Chief Justice McLachlin next turned to consider that proprietary estoppel may not protect the equity immediately, it may not protect the equity until considerable time has passed, and if the party responsible for the expectation never acquires a sufficient interest in the property, proprietary estoppel may not arise at all. However, she was clear in her analysis that once the party responsible for the expectation has or acquires a sufficient interest in the property, proprietary estoppel attaches to that interest and protects the equity.

Very significantly, this cases establishes that ownership at the time that the representation or assurance was relied on is not a requirement for a proprietary estoppel claim. An equity arose in Max’s favour when he reasonably relied to his detriment on the expectation that he would be able to acquire Gloria’s one-third interest in their mother’s home. That equity could not have been protected by proprietary estoppel at the time it arose because Gloria did not then own an interest in the property, but that did not prevent proprietary estoppel from attaching to Gloria’s share of the house once she received it.

The majority concluded that courts may interfere where a conflicted executor uses their discretion to convert estate property into cash without a compelling reason and against the expressed wishes of the beneficiaries. This was in response to Gloria’s argument that, as an executor, she could not be bound to transfer a one-third interest in the property to each of the estate beneficiaries so that her promise to Max was fulfilled. As a beneficiary, Gloria could only be made to fulfill her equitable obligation to Max if the elements of proprietary estoppel were established, that is, if an in specie distribution of property was not made.

Finally, the Court considered the appropriate remedy.
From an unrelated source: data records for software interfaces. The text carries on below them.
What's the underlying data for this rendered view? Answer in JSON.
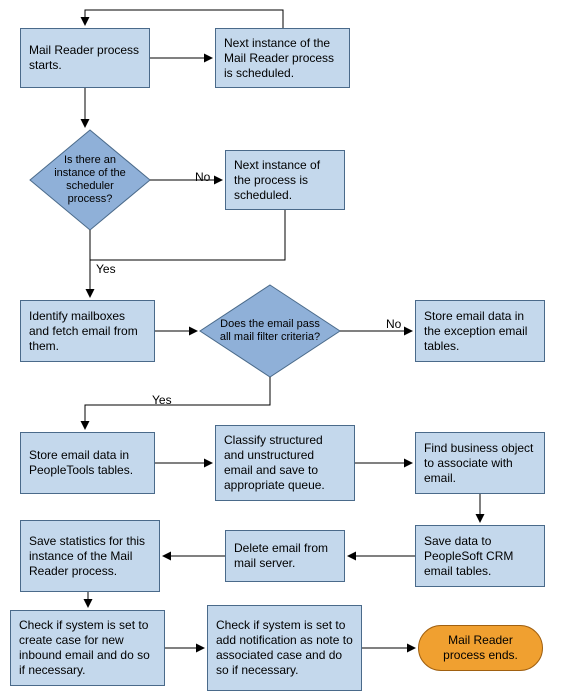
{
  "chart_data": {
    "type": "flowchart",
    "nodes": [
      {
        "id": "start",
        "type": "process",
        "text": "Mail Reader process starts."
      },
      {
        "id": "sched1",
        "type": "process",
        "text": "Next instance of the Mail Reader process is scheduled."
      },
      {
        "id": "d1",
        "type": "decision",
        "text": "Is there an instance of the scheduler process?"
      },
      {
        "id": "sched2",
        "type": "process",
        "text": "Next instance of the process is scheduled."
      },
      {
        "id": "fetch",
        "type": "process",
        "text": "Identify mailboxes and fetch email from them."
      },
      {
        "id": "d2",
        "type": "decision",
        "text": "Does the email pass all mail filter criteria?"
      },
      {
        "id": "exc",
        "type": "process",
        "text": "Store email data in the exception email tables."
      },
      {
        "id": "store",
        "type": "process",
        "text": "Store email data in PeopleTools tables."
      },
      {
        "id": "classify",
        "type": "process",
        "text": "Classify structured and unstructured email and save to appropriate queue."
      },
      {
        "id": "find",
        "type": "process",
        "text": "Find business object to associate with email."
      },
      {
        "id": "crm",
        "type": "process",
        "text": "Save data to PeopleSoft CRM email tables."
      },
      {
        "id": "delete",
        "type": "process",
        "text": "Delete email from mail server."
      },
      {
        "id": "stats",
        "type": "process",
        "text": "Save statistics for this instance of the Mail Reader process."
      },
      {
        "id": "createcase",
        "type": "process",
        "text": "Check if system is set to create case for new inbound email and do so if necessary."
      },
      {
        "id": "addnote",
        "type": "process",
        "text": "Check if system is set to add notification as note to associated case and do so if necessary."
      },
      {
        "id": "end",
        "type": "terminator",
        "text": "Mail Reader process ends."
      }
    ],
    "edges": [
      {
        "from": "start",
        "to": "sched1"
      },
      {
        "from": "sched1",
        "to": "start",
        "note": "loop back"
      },
      {
        "from": "start",
        "to": "d1"
      },
      {
        "from": "d1",
        "to": "sched2",
        "label": "No"
      },
      {
        "from": "d1",
        "to": "fetch",
        "label": "Yes"
      },
      {
        "from": "sched2",
        "to": "fetch"
      },
      {
        "from": "fetch",
        "to": "d2"
      },
      {
        "from": "d2",
        "to": "exc",
        "label": "No"
      },
      {
        "from": "d2",
        "to": "store",
        "label": "Yes"
      },
      {
        "from": "store",
        "to": "classify"
      },
      {
        "from": "classify",
        "to": "find"
      },
      {
        "from": "find",
        "to": "crm"
      },
      {
        "from": "crm",
        "to": "delete"
      },
      {
        "from": "delete",
        "to": "stats"
      },
      {
        "from": "stats",
        "to": "createcase"
      },
      {
        "from": "createcase",
        "to": "addnote"
      },
      {
        "from": "addnote",
        "to": "end"
      }
    ]
  },
  "labels": {
    "no": "No",
    "yes": "Yes"
  },
  "nodes": {
    "start": "Mail Reader process starts.",
    "sched1": "Next instance of the Mail Reader process is scheduled.",
    "d1": "Is there an instance of the scheduler process?",
    "sched2": "Next instance of the process is scheduled.",
    "fetch": "Identify mailboxes and fetch email from them.",
    "d2": "Does the email pass all mail filter criteria?",
    "exc": "Store email data in the exception email tables.",
    "store": "Store email data in PeopleTools tables.",
    "classify": "Classify structured and unstructured email and save to appropriate queue.",
    "find": "Find business object to associate with email.",
    "crm": "Save data to PeopleSoft CRM email tables.",
    "delete": "Delete email from mail server.",
    "stats": "Save statistics for this instance of the Mail Reader process.",
    "createcase": "Check if system is set to create case for new inbound email and do so if necessary.",
    "addnote": "Check if system is set to add notification as note to associated case and do so if necessary.",
    "end": "Mail Reader process ends."
  }
}
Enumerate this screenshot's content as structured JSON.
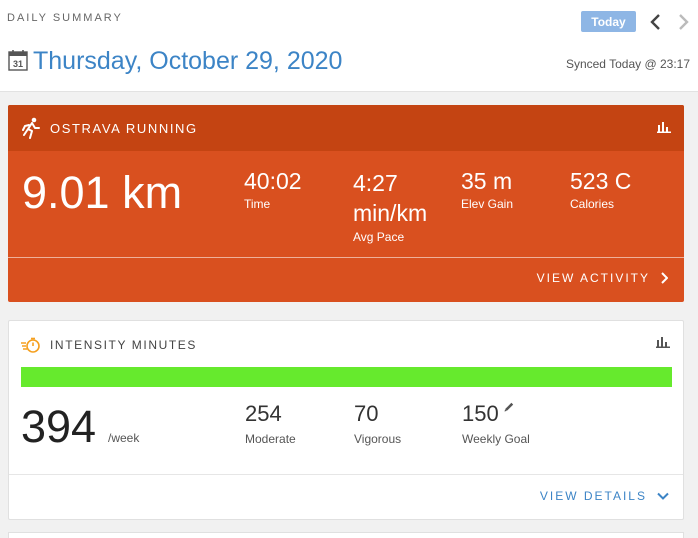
{
  "header": {
    "section_label": "DAILY SUMMARY",
    "today_label": "Today",
    "date": "Thursday, October 29, 2020",
    "calendar_day": "31",
    "synced": "Synced Today @ 23:17"
  },
  "activity": {
    "title": "OSTRAVA RUNNING",
    "distance": "9.01 km",
    "time_value": "40:02",
    "time_label": "Time",
    "pace_value_1": "4:27",
    "pace_value_2": "min/km",
    "pace_label": "Avg Pace",
    "elev_value": "35 m",
    "elev_label": "Elev Gain",
    "calories_value": "523 C",
    "calories_label": "Calories",
    "view_label": "VIEW ACTIVITY",
    "card_color": "#d9501f",
    "header_color": "#c44412"
  },
  "intensity": {
    "title": "INTENSITY MINUTES",
    "progress_percent": 100,
    "progress_color": "#66ea2d",
    "total": "394",
    "unit": "/week",
    "moderate_value": "254",
    "moderate_label": "Moderate",
    "vigorous_value": "70",
    "vigorous_label": "Vigorous",
    "goal_value": "150",
    "goal_label": "Weekly Goal",
    "view_label": "VIEW DETAILS"
  },
  "icons": {
    "calendar": "calendar-icon",
    "prev": "chevron-left-icon",
    "next": "chevron-right-icon",
    "running": "running-icon",
    "chart": "bar-chart-icon",
    "stopwatch": "stopwatch-icon",
    "edit": "pencil-icon",
    "expand": "chevron-down-icon"
  }
}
A claimant who establishes the need for proprietary estoppel is entitled only to the minimum relief necessary to satisfy the equity in their favour. Based on this principle, the Court found that it would not be fair or just for Gloria’s share to be valued at the current market price, which was significantly higher than it was in 2011. Rather, Max was entitled to purchase from Gloria her share at a value that reflected the market value in 2011, that is, the value as it would have been had Gloria not engaged in litigation. Vindicating Max’s expectation that he would receive the property at the time of their mother’s death was held to satisfy the equity in his favour which arose at the time of his reliance.